Lost in the far northeast of Karnataka, BIDAR, 284km northeast of Bijapur, is nowadays a provincial backwater, better known for its fighter-pilot training base than the gently decaying monuments nearby. Yet the town, half of whose 140,000 population is still Muslim, has a gritty charm, with narrow red-dirt streets ending at arched gates and open vistas across the plains. Littered with tile-fronted tombs, rambling fortifications and old mosques, it merits a visit if you’re travelling between Hyderabad (150km east) and Bijapur, although expect little in the way of Western comforts, and a higher level of curious approaches from locals.
In 1424, following the break-up of the Bahmani dynasty into five rival factions, Ahmad Shah I shifted his court from Gulbarga to a less constricted site at Bidar. Revamping the town with a new fort, splendid palaces, mosques and ornamental gardens, the Bahmanis ruled from here until 1487, when the Barid Shahis took control. They were succeeded by the Adil Shahis from Bijapur, and later the Mughals under Aurangzeb, who annexed the region in 1656, before the Nizam of Hyderabad acquired the territory in the early eighteenth century.

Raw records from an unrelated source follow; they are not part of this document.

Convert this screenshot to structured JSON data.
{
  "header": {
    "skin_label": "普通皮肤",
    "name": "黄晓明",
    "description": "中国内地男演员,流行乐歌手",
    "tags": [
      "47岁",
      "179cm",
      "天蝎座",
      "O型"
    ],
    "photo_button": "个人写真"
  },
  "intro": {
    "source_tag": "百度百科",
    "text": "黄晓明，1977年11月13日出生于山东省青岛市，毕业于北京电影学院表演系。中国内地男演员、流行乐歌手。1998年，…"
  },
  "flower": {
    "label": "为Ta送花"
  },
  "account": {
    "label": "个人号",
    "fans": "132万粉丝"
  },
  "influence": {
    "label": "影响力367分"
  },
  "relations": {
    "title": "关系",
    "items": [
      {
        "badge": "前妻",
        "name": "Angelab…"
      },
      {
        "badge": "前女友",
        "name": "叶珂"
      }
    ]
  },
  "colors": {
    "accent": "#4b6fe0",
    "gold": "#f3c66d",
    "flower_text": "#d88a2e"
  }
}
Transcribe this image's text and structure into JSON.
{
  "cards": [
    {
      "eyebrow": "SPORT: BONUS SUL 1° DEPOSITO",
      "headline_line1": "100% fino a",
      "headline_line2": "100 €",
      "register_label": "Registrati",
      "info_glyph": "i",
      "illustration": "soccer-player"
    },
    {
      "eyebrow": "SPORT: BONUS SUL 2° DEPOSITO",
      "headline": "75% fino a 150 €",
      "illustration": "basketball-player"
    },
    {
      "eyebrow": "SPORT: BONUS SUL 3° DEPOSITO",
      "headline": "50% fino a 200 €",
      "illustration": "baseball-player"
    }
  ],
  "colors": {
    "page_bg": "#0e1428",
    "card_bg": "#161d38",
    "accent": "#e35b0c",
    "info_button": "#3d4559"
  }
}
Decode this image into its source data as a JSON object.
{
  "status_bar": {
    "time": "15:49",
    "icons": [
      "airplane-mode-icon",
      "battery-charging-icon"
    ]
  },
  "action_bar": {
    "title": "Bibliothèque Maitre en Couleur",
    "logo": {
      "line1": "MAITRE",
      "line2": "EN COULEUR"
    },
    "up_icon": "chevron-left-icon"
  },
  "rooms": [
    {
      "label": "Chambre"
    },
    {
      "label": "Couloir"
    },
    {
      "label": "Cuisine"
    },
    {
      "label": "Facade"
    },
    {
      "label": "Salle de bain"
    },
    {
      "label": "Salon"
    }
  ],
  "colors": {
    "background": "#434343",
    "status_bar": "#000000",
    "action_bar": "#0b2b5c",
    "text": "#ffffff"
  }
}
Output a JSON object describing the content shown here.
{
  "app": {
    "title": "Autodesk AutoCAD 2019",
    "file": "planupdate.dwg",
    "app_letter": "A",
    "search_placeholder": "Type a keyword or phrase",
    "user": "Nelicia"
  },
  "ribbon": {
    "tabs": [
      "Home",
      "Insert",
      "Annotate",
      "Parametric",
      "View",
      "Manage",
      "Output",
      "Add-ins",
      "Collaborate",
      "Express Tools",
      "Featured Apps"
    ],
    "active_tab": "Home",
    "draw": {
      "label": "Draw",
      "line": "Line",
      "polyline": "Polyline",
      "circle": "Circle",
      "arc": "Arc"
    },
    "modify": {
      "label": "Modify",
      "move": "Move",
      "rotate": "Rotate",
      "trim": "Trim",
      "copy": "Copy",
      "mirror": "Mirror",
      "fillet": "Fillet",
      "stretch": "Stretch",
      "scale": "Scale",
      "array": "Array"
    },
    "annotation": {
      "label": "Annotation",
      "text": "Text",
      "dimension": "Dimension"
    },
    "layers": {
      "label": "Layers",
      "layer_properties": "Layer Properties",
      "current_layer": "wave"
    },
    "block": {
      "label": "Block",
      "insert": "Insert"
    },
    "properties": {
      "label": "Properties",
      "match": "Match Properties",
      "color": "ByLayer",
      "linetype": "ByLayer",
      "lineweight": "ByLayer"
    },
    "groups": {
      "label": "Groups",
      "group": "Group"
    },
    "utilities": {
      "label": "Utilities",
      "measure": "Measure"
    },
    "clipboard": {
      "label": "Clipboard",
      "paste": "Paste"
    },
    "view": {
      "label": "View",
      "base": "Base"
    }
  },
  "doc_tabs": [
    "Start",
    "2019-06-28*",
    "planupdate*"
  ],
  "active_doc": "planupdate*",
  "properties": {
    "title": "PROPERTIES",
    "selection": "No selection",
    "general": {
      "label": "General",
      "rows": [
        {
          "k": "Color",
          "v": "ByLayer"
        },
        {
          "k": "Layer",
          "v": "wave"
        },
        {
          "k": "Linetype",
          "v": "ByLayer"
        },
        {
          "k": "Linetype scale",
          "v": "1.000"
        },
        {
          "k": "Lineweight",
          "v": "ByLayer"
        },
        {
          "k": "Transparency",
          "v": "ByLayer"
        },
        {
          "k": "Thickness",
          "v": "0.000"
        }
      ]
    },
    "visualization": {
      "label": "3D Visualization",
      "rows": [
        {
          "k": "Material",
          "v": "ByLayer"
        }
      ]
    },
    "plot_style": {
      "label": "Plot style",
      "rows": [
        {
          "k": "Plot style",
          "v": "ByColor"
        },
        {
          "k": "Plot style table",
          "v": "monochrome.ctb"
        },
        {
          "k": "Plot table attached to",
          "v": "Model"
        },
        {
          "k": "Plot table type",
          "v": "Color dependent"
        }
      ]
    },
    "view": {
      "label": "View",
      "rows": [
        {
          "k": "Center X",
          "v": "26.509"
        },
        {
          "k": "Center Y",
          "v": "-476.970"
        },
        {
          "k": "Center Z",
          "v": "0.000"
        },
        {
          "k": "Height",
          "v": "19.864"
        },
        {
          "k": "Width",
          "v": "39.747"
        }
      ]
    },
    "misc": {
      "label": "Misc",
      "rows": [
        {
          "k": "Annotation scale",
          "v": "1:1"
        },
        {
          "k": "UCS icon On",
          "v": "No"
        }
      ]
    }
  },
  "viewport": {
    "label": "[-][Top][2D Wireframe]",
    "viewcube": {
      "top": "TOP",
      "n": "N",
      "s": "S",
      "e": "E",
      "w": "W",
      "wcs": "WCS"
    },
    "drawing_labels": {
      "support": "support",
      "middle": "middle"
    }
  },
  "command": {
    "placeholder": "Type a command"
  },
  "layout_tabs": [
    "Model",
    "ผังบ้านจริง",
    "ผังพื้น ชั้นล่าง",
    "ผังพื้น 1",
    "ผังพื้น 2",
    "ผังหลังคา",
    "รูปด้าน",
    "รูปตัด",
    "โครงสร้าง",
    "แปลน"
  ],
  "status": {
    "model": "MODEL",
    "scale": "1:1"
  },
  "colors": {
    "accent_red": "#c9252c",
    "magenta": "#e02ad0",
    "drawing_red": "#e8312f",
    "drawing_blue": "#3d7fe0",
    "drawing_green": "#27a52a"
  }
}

Bidar is renowned as the home of a unique damascene metalwork technique known as bidri, developed by the Persian silversmiths who came to the area with the Bahmani court in the fifteenth century. These highly skilled artisans engraved and inlaid their traditional Iranian designs onto a metal alloy composed of lead, copper, zinc and tin, which they blackened and polished. The resulting effect – swirling silver floral motifs framed by geometric patterns and set against black backgrounds – has since become the hallmark of Muslim metalwork in India.
Bidri objets d’art are displayed in museums and galleries all over the country. But if you want to see pukka bidri-wallahs at work, take a walk down Bidar’s Siddiq Talim Road, which cuts across the south side of the old town, where skull-capped artisans tap and burnish vases, goblets, plates, spice boxes, betel-nut tins and ornamental hookah pipes, as well as less traditional objects – coasters, ashtrays and bangles – that crop up (at vastly inflated prices) in silver emporiums as far away as Delhi and Kolkata.